Cambodia has emerged as one of the most popular tourist destinations in South East Asia, an explosion that has necessitate the development of ecotourism sites to help maintain the stunning environment that attracts people to the nation.
Cambodia boasts more than 60 species of rare and endangered wildlife, with many of these having reached extinction in other South East Asian nations. The extinction of species in neighbouring countries has heightened the need for action in Cambodia, with both the tourism industry and the natural environment relying on a plan to protect the country’s diverse and unique ecosystem.
The country now has 23 designated protected areas, with a range that proves the diversity of Cambodia as a destination for a traveller with a keen sense of adventure. This includes glorious beaches and coral reefs dotted along Cambodia’s coastline and also inland, forested areas where the majority of the country’s fascinating wildlife can be discovered.
With a history bound up with isolation and war, Cambodia has only recently opened up as a viable tourist destination, with much of the country’s rural heart still largely untouched by mass travel.
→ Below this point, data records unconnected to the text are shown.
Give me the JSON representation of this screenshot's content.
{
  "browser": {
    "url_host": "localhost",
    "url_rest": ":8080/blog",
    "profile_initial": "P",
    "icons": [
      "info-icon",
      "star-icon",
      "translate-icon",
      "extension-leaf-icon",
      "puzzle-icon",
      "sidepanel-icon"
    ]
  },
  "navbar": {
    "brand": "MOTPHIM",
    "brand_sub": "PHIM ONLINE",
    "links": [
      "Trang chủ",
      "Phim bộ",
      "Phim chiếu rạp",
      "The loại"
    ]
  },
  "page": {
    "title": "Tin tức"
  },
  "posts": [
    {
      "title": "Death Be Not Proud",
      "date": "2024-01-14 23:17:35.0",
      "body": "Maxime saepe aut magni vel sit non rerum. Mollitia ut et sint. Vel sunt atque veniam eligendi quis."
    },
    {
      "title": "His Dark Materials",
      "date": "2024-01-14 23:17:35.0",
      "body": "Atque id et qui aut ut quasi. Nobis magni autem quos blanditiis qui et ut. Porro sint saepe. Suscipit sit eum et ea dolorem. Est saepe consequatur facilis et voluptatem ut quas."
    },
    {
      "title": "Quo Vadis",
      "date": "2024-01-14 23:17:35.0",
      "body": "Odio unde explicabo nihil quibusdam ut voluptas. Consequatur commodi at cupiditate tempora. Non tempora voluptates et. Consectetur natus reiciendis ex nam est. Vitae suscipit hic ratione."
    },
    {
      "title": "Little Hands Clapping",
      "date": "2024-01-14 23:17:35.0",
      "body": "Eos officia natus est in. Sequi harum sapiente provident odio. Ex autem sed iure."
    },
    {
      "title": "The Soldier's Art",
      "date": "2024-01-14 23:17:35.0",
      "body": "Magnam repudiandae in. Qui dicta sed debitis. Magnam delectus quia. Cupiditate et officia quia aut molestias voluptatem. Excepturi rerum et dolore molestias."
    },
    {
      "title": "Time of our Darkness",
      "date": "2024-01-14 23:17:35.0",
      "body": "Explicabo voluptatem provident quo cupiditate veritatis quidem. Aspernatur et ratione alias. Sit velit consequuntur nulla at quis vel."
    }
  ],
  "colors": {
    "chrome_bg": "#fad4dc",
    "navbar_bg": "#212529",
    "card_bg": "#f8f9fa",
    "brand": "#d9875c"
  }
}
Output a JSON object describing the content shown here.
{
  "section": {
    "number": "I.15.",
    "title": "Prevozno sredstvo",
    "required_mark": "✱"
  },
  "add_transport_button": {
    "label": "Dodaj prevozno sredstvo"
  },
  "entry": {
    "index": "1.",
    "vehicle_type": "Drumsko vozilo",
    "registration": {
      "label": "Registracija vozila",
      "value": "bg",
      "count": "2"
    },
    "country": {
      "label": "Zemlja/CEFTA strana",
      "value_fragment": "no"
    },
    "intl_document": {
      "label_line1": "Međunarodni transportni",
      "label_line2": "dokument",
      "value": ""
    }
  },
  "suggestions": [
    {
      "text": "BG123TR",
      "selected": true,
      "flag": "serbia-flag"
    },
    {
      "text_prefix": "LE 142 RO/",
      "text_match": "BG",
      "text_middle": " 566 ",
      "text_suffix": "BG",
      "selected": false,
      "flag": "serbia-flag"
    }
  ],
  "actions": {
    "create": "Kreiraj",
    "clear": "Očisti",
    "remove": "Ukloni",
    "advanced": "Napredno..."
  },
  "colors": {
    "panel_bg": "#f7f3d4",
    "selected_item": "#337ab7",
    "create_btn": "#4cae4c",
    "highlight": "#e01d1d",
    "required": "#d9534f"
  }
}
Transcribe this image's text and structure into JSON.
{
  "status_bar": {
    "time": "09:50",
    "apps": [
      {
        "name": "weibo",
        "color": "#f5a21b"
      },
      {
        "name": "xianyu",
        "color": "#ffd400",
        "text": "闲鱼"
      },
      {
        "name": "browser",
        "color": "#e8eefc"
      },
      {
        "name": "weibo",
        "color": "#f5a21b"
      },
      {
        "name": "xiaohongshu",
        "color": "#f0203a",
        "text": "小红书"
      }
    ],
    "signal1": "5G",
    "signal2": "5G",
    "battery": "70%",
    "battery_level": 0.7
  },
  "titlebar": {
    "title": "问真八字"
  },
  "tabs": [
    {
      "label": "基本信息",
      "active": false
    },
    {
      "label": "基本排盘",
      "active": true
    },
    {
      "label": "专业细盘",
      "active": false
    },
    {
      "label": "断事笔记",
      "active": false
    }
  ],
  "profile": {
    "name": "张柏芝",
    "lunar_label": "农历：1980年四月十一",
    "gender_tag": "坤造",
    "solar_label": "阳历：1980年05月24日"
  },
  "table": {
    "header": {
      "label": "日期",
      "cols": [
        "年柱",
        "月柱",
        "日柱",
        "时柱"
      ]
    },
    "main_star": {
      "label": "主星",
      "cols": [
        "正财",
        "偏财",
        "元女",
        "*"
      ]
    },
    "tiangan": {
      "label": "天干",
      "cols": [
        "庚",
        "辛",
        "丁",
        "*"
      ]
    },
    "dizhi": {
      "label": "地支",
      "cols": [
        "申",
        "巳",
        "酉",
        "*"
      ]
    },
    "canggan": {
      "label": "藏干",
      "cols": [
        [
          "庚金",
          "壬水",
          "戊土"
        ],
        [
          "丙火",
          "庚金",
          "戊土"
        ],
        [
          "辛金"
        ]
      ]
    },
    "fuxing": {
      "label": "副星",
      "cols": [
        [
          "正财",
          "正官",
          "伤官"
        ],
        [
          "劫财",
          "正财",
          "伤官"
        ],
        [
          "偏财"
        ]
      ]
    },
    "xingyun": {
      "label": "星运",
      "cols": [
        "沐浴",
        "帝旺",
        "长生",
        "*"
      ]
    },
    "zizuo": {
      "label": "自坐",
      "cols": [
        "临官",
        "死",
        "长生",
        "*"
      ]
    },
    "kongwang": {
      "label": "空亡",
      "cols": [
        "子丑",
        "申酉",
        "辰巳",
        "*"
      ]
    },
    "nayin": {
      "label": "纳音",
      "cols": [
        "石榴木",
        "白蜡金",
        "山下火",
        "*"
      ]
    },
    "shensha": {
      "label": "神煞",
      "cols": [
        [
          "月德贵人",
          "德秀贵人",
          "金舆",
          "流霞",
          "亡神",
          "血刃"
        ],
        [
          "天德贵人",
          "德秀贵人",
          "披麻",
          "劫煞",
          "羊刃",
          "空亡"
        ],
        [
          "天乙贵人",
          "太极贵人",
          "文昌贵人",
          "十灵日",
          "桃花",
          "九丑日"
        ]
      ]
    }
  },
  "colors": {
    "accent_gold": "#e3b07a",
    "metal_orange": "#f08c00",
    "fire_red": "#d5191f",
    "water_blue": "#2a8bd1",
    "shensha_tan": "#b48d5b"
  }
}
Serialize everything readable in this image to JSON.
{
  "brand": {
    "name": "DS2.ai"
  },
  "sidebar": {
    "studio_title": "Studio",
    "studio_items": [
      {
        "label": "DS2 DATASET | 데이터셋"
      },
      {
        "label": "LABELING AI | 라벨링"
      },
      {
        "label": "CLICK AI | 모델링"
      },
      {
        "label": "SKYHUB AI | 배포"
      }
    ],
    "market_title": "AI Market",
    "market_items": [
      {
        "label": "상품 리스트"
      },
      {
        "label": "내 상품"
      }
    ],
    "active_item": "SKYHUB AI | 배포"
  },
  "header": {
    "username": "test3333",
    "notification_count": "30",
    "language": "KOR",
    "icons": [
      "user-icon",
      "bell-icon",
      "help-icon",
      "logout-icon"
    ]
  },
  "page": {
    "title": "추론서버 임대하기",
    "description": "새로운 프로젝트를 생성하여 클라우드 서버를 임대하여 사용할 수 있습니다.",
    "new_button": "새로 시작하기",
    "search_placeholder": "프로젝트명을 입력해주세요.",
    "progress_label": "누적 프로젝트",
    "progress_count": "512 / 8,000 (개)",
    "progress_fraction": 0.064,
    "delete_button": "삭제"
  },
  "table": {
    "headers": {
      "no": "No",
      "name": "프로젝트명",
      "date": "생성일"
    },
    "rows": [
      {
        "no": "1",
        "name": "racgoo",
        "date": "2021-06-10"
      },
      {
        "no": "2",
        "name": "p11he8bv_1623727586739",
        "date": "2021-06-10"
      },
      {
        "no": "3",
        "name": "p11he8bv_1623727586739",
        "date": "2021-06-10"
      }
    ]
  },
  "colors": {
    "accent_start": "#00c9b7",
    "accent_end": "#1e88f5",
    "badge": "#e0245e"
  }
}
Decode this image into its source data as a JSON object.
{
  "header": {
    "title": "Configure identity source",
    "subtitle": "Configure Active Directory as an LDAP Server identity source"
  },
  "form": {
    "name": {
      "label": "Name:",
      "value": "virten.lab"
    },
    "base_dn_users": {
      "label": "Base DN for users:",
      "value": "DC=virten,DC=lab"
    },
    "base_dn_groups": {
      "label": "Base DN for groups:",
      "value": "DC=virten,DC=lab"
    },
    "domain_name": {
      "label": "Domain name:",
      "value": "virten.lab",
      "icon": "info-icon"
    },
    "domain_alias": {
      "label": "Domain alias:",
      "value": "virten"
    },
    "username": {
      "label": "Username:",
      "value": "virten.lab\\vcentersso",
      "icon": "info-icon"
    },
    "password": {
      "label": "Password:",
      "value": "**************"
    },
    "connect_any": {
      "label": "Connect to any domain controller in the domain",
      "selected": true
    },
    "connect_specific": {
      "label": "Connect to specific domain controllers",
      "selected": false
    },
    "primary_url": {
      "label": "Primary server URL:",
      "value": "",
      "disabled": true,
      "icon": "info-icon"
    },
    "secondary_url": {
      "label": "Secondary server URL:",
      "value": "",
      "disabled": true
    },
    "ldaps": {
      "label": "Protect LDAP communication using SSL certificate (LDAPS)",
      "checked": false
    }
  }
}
Sustainable ventures now allow for guided trekking tours within the Cambodian forests, with the remote village of Chi Phat emerging as a favourite destination for those looking to head into the wilderness.
Tourism in Chi Phat has developed along two lines of sustainability, with community values at the heart of all authorised excursions to the area. A degree of cooperation between local villagers and visitors has been encouraged, with responsible tourists in Chi Phat having the opportunity to discover and experience the life of local people, far removed from their own.
Indeed, excursions simply focused on the village and exploring the immediate surroundings have become particularly popular, but the opportunity to tread further into the Cambodian wilderness remains enticing.
There are a variety of specialist tours in the region that allow visitors to experience elements of Cambodian rural life that have, for so long, been off limits. This includes the opportunity to patrol with the Forest Rangers, who ensure that poachers, as well as other human activity, do not endanger the natural environment and the rare species that call it their home.
This acts as not only an educational experience, with visitors able to learn what Cambodia is doing to protect its unique natural habitats, but also hands the opportunity to view some of the world’s most astonishing and endangered species in a safe environment for both human and animal.
Photos: [all via Bigstockphoto.com].